## WHAT IS REQUIRED
Tell how many lines of the data below have the string "icon" in them. Say nothing more.

BEGIN PROVIDED ENTRIES

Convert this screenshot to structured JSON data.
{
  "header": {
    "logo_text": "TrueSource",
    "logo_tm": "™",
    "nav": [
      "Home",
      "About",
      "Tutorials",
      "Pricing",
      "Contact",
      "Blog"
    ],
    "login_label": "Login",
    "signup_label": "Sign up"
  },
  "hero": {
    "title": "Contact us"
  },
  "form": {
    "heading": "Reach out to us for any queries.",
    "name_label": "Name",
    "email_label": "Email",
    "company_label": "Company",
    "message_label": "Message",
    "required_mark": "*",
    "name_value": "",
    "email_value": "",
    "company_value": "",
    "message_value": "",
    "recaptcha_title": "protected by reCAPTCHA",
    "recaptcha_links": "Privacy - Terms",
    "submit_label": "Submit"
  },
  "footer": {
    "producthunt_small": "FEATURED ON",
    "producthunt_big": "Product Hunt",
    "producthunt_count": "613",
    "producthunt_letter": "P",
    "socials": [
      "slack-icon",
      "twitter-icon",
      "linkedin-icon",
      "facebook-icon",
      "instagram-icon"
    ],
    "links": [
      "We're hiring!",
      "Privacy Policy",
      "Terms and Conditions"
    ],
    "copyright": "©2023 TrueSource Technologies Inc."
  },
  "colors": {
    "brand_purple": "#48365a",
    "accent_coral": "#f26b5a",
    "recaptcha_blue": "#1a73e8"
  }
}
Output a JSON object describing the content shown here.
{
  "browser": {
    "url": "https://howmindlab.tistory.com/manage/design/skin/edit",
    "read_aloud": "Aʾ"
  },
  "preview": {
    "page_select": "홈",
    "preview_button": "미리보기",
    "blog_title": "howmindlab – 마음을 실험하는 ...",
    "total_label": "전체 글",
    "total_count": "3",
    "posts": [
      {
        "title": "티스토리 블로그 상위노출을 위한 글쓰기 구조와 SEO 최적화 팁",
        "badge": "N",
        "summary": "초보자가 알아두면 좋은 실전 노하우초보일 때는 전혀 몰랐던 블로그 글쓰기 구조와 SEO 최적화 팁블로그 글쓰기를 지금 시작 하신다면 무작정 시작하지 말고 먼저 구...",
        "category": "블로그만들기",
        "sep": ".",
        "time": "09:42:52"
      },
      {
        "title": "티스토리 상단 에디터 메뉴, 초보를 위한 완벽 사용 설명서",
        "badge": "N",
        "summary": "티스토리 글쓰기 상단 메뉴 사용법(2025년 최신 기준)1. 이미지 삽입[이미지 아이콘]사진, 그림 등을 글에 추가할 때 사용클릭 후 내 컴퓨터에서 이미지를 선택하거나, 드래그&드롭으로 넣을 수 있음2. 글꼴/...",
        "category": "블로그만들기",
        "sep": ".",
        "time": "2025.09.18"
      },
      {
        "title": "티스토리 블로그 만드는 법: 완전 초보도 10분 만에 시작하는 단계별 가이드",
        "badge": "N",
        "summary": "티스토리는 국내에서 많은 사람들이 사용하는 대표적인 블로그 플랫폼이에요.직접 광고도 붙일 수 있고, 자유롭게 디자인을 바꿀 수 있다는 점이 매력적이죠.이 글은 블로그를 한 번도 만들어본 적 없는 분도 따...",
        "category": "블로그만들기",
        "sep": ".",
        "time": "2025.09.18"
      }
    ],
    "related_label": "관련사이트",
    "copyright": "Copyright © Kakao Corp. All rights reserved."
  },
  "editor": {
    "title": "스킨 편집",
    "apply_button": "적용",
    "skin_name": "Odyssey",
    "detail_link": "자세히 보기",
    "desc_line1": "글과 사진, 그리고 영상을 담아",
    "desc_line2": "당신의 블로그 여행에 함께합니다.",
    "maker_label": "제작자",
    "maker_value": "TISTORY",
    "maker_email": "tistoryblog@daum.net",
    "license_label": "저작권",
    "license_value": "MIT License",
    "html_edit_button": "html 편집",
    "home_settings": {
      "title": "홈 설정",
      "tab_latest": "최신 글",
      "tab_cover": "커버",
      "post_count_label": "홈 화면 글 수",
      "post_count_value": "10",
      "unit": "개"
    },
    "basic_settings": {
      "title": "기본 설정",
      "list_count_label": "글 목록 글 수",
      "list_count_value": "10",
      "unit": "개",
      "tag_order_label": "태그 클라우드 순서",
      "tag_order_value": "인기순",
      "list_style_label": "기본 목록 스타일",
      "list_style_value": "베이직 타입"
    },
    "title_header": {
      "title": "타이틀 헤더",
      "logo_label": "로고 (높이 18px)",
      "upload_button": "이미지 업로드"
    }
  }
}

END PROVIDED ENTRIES

## RESULT
5